Darul Iman Jamia Masjid Qurtuba’s story is as dramatic as the sectarian history of Pakistan.
The newly-built mosque in Islamabad’s Margalla foothills is calling upon its followers to stop discriminating along sectarian lines and to start praying together – in whichever way they like – under the same roof.
Zahid Iqbal is a local businessman who conceptualised the idea of a sect-free mosque in 2010. He bought the mosque plot in the E-11 sector. But the road to the realisation of his dream wasn’t easy: At first, authorities refused to register it as a sect-free mosque. Under Capital Development Authority rules, every mosque has to declare its sect following, before being granted permission to build the mosque.
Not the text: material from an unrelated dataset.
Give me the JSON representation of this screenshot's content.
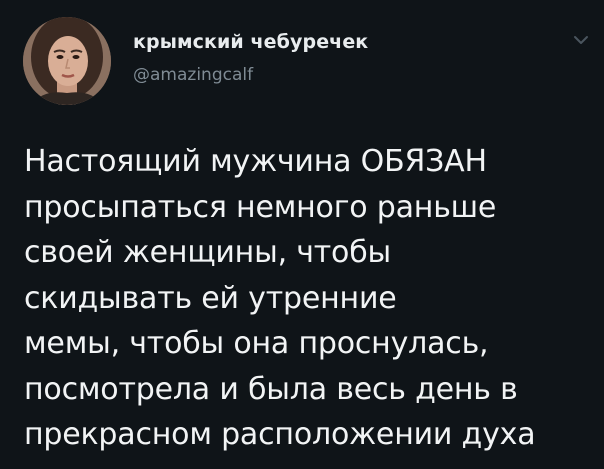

The procedure involved some complicated maneuvering: To bypass the strict rules, he registered a trust, and then sub-registered the mosque under the trust’s banner: The Al-Kitaab Foundation Trust.
Meanwhile, Iqbal has already found an Imam for the mosque – Qari Jehangir, who is currently doing his Master’s degree from the Islamic University. The coordinator of the mosque is doing his MBA from Preston University. Both are young men in their twenties. The Imam and Khateeb are both from different sects – and the mosque administration says it will have no problem if a Shia Imam leads prayers.